|US6326129 *||Mar 16, 2000||Dec 4, 2001||Matsushita Electric Industrial Co., Ltd.||Process for manufacturing an active element array substrate|
|EP0883015A1||Jun 5, 1998||Dec 9, 1998||Sumitomo Chemical Company, Limited||Reflective liquid crystal display with light diffusion layer|
|EP0886169A2||Jun 9, 1998||Dec 23, 1998||Matsushita Electric Industrial Co., Ltd.||Reflective liquid crystal display device|
|EP0996026A2||Oct 20, 1999||Apr 26, 2000||SANYO ELECTRIC Co., Ltd.||Reflection type liquid crystal display|
|JPH06230399A||Title not available|
|JPH06294954A||Title not available|
|JPH07318974A||Title not available|
|JPS5749983A||Title not available|
|1||Patent Abstracts Of Japan, Hozumi Shigeo, Production Of Light Control Plate, Japanese Patent No. 030107901 Published Aug. 5, 1991.|
|Citing Patent||Filing date||Publication date||Applicant||Title|
|US7295273 *||Aug 22, 2006||Nov 13, 2007||Sanyo Electric Co., Ltd.||Liquid crystal display device having particular drain lines and orientation control window|
|US20060285045 *||Aug 22, 2006||Dec 21, 2006||Sanyo Electric Co., Ltd.||Liquid Crystal Display Device Having Particular Drain Lines and Orientation Control Window|
|U.S. Classification||438/30, 438/606, 438/151, 438/138, 438/149, 438/22|
|Cooperative Classification||H01L29/78645, H01L27/1288, G02F1/136227, H01L21/311, H01L21/0274, H01L29/78648, G02F1/133707|
|European Classification||G02F1/1337B, G02F1/1362H|
|Jan 30, 2002||AS||Assignment|
|Jul 2, 2002||AS||Assignment|
|Jul 21, 2006||FPAY||Fee payment|
Year of fee payment: 4
|Jul 21, 2010||FPAY||Fee payment|
Year of fee payment: 8
|Sep 26, 2014||REMI||Maintenance fee reminder mailed|
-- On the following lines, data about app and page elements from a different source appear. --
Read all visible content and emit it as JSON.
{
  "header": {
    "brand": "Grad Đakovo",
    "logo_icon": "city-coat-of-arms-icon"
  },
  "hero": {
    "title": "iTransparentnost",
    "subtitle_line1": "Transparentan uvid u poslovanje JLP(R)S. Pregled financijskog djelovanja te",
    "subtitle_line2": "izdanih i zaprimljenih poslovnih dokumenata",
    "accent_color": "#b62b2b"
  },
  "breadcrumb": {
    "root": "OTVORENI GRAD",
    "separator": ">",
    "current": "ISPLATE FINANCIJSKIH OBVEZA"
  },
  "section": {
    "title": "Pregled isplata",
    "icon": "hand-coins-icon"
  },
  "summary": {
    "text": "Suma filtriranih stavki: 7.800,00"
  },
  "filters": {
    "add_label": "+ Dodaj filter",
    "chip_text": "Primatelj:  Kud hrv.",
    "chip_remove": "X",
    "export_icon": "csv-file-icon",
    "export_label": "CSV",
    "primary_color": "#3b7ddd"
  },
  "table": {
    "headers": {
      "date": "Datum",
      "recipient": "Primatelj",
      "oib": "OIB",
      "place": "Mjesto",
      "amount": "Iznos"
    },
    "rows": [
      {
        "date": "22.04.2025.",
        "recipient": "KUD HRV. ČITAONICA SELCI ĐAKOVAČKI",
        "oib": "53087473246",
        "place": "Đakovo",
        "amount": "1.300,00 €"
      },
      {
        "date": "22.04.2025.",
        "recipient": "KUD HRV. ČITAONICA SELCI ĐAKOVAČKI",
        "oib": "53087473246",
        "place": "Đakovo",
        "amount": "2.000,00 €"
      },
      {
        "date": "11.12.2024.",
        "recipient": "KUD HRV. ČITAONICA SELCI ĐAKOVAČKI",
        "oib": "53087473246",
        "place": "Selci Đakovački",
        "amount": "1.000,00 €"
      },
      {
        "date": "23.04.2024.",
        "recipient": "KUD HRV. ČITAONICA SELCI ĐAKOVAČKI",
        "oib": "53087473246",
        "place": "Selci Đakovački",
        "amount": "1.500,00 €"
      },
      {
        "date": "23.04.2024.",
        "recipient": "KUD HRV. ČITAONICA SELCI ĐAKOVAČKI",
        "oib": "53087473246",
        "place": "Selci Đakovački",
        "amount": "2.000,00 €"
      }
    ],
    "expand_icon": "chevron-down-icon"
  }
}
|Feb 18, 2015||LAPS||Lapse for failure to pay maintenance fees|
|Apr 7, 2015||FP||Expired due to failure to pay maintenance fee|
Effective date: 20150218